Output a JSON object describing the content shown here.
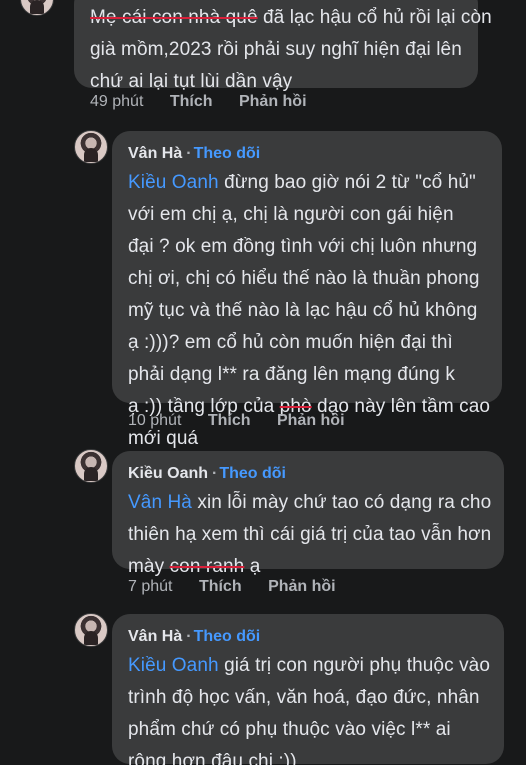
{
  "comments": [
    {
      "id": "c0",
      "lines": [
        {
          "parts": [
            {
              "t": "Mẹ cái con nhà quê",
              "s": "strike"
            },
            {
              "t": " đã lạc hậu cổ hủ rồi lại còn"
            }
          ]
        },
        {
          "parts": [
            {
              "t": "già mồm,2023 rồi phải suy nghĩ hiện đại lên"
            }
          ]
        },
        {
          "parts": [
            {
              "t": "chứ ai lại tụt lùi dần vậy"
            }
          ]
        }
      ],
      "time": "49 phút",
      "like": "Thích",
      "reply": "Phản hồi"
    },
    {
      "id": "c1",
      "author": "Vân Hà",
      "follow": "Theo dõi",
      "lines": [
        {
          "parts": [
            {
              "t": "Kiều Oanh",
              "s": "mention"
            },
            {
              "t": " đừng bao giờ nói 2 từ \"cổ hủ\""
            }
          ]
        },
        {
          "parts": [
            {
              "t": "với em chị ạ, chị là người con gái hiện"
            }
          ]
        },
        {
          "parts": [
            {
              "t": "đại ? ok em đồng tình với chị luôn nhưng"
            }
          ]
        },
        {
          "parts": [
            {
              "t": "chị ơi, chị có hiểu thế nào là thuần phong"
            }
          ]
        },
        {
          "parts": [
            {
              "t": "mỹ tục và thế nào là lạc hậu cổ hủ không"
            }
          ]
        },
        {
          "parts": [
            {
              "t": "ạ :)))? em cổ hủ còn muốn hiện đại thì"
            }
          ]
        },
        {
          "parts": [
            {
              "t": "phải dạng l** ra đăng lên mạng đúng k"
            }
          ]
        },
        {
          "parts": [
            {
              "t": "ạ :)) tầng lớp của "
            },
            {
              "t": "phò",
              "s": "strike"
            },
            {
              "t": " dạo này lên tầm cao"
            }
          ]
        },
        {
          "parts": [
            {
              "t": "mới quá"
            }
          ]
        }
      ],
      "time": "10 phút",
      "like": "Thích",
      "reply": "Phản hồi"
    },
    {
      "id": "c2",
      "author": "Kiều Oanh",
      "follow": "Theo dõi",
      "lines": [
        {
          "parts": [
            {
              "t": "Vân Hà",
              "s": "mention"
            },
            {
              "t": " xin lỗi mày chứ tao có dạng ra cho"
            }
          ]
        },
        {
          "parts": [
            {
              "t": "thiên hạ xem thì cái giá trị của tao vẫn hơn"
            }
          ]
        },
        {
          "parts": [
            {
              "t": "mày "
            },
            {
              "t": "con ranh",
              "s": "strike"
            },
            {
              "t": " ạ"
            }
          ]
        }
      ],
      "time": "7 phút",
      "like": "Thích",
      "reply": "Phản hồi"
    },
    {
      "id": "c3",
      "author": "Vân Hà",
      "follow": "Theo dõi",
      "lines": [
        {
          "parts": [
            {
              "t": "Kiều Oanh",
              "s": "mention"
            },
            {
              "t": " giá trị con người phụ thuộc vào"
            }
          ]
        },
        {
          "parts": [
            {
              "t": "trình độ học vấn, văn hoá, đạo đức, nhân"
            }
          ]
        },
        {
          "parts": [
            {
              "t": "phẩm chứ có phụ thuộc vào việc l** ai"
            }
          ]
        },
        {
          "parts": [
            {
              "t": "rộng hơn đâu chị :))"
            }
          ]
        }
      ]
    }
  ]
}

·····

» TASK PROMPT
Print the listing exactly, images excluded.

» REPLY
Output a JSON object describing the content shown here.
{
  "comments": [
    {
      "id": "c0",
      "lines": [
        {
          "parts": [
            {
              "t": "Mẹ cái con nhà quê",
              "s": "strike"
            },
            {
              "t": " đã lạc hậu cổ hủ rồi lại còn"
            }
          ]
        },
        {
          "parts": [
            {
              "t": "già mồm,2023 rồi phải suy nghĩ hiện đại lên"
            }
          ]
        },
        {
          "parts": [
            {
              "t": "chứ ai lại tụt lùi dần vậy"
            }
          ]
        }
      ],
      "time": "49 phút",
      "like": "Thích",
      "reply": "Phản hồi"
    },
    {
      "id": "c1",
      "author": "Vân Hà",
      "follow": "Theo dõi",
      "lines": [
        {
          "parts": [
            {
              "t": "Kiều Oanh",
              "s": "mention"
            },
            {
              "t": " đừng bao giờ nói 2 từ \"cổ hủ\""
            }
          ]
        },
        {
          "parts": [
            {
              "t": "với em chị ạ, chị là người con gái hiện"
            }
          ]
        },
        {
          "parts": [
            {
              "t": "đại ? ok em đồng tình với chị luôn nhưng"
            }
          ]
        },
        {
          "parts": [
            {
              "t": "chị ơi, chị có hiểu thế nào là thuần phong"
            }
          ]
        },
        {
          "parts": [
            {
              "t": "mỹ tục và thế nào là lạc hậu cổ hủ không"
            }
          ]
        },
        {
          "parts": [
            {
              "t": "ạ :)))? em cổ hủ còn muốn hiện đại thì"
            }
          ]
        },
        {
          "parts": [
            {
              "t": "phải dạng l** ra đăng lên mạng đúng k"
            }
          ]
        },
        {
          "parts": [
            {
              "t": "ạ :)) tầng lớp của "
            },
            {
              "t": "phò",
              "s": "strike"
            },
            {
              "t": " dạo này lên tầm cao"
            }
          ]
        },
        {
          "parts": [
            {
              "t": "mới quá"
            }
          ]
        }
      ],
      "time": "10 phút",
      "like": "Thích",
      "reply": "Phản hồi"
    },
    {
      "id": "c2",
      "author": "Kiều Oanh",
      "follow": "Theo dõi",
      "lines": [
        {
          "parts": [
            {
              "t": "Vân Hà",
              "s": "mention"
            },
            {
              "t": " xin lỗi mày chứ tao có dạng ra cho"
            }
          ]
        },
        {
          "parts": [
            {
              "t": "thiên hạ xem thì cái giá trị của tao vẫn hơn"
            }
          ]
        },
        {
          "parts": [
            {
              "t": "mày "
            },
            {
              "t": "con ranh",
              "s": "strike"
            },
            {
              "t": " ạ"
            }
          ]
        }
      ],
      "time": "7 phút",
      "like": "Thích",
      "reply": "Phản hồi"
    },
    {
      "id": "c3",
      "author": "Vân Hà",
      "follow": "Theo dõi",
      "lines": [
        {
          "parts": [
            {
              "t": "Kiều Oanh",
              "s": "mention"
            },
            {
              "t": " giá trị con người phụ thuộc vào"
            }
          ]
        },
        {
          "parts": [
            {
              "t": "trình độ học vấn, văn hoá, đạo đức, nhân"
            }
          ]
        },
        {
          "parts": [
            {
              "t": "phẩm chứ có phụ thuộc vào việc l** ai"
            }
          ]
        },
        {
          "parts": [
            {
              "t": "rộng hơn đâu chị :))"
            }
          ]
        }
      ]
    }
  ]
}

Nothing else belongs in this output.